[WORK ORDER] Please print each of the entries below exactly.

[THE DATA]

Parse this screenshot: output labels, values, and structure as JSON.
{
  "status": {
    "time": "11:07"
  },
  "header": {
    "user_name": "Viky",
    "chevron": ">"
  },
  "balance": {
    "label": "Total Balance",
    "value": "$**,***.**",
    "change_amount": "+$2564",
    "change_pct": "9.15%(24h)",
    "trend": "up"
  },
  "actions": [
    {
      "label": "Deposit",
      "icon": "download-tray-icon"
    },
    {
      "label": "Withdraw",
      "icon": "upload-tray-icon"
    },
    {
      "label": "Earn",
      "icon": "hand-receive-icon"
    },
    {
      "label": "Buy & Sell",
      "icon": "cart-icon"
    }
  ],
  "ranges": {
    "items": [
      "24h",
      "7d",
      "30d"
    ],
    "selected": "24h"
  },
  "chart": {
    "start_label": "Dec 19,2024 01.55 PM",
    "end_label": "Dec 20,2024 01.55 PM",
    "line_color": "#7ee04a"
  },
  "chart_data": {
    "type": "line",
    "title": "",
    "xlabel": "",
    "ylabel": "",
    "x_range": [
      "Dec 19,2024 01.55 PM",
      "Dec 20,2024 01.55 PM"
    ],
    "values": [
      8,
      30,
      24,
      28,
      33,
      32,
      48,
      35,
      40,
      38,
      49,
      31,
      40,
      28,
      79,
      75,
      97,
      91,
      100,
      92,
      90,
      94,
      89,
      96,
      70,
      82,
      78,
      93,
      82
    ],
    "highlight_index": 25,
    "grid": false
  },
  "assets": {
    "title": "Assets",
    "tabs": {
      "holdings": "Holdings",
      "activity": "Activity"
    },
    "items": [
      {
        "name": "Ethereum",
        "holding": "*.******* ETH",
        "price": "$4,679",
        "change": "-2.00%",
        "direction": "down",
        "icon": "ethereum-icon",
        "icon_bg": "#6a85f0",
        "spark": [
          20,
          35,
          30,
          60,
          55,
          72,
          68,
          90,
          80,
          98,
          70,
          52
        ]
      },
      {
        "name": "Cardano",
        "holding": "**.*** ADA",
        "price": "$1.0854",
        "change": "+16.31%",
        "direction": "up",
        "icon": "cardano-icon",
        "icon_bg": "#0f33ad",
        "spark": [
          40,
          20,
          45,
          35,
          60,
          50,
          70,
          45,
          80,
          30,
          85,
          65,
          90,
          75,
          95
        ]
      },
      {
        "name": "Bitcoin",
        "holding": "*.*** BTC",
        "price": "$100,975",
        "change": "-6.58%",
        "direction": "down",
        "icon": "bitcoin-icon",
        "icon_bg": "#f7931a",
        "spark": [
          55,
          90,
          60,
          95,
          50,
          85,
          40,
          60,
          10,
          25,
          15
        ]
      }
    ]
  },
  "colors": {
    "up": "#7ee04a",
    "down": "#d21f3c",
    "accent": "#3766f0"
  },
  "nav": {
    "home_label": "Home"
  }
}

[RESPONSE BELOW]
Parse this screenshot: output labels, values, and structure as JSON.
{
  "status": {
    "time": "11:07"
  },
  "header": {
    "user_name": "Viky",
    "chevron": ">"
  },
  "balance": {
    "label": "Total Balance",
    "value": "$**,***.**",
    "change_amount": "+$2564",
    "change_pct": "9.15%(24h)",
    "trend": "up"
  },
  "actions": [
    {
      "label": "Deposit",
      "icon": "download-tray-icon"
    },
    {
      "label": "Withdraw",
      "icon": "upload-tray-icon"
    },
    {
      "label": "Earn",
      "icon": "hand-receive-icon"
    },
    {
      "label": "Buy & Sell",
      "icon": "cart-icon"
    }
  ],
  "ranges": {
    "items": [
      "24h",
      "7d",
      "30d"
    ],
    "selected": "24h"
  },
  "chart": {
    "start_label": "Dec 19,2024 01.55 PM",
    "end_label": "Dec 20,2024 01.55 PM",
    "line_color": "#7ee04a"
  },
  "chart_data": {
    "type": "line",
    "title": "",
    "xlabel": "",
    "ylabel": "",
    "x_range": [
      "Dec 19,2024 01.55 PM",
      "Dec 20,2024 01.55 PM"
    ],
    "values": [
      8,
      30,
      24,
      28,
      33,
      32,
      48,
      35,
      40,
      38,
      49,
      31,
      40,
      28,
      79,
      75,
      97,
      91,
      100,
      92,
      90,
      94,
      89,
      96,
      70,
      82,
      78,
      93,
      82
    ],
    "highlight_index": 25,
    "grid": false
  },
  "assets": {
    "title": "Assets",
    "tabs": {
      "holdings": "Holdings",
      "activity": "Activity"
    },
    "items": [
      {
        "name": "Ethereum",
        "holding": "*.******* ETH",
        "price": "$4,679",
        "change": "-2.00%",
        "direction": "down",
        "icon": "ethereum-icon",
        "icon_bg": "#6a85f0",
        "spark": [
          20,
          35,
          30,
          60,
          55,
          72,
          68,
          90,
          80,
          98,
          70,
          52
        ]
      },
      {
        "name": "Cardano",
        "holding": "**.*** ADA",
        "price": "$1.0854",
        "change": "+16.31%",
        "direction": "up",
        "icon": "cardano-icon",
        "icon_bg": "#0f33ad",
        "spark": [
          40,
          20,
          45,
          35,
          60,
          50,
          70,
          45,
          80,
          30,
          85,
          65,
          90,
          75,
          95
        ]
      },
      {
        "name": "Bitcoin",
        "holding": "*.*** BTC",
        "price": "$100,975",
        "change": "-6.58%",
        "direction": "down",
        "icon": "bitcoin-icon",
        "icon_bg": "#f7931a",
        "spark": [
          55,
          90,
          60,
          95,
          50,
          85,
          40,
          60,
          10,
          25,
          15
        ]
      }
    ]
  },
  "colors": {
    "up": "#7ee04a",
    "down": "#d21f3c",
    "accent": "#3766f0"
  },
  "nav": {
    "home_label": "Home"
  }
}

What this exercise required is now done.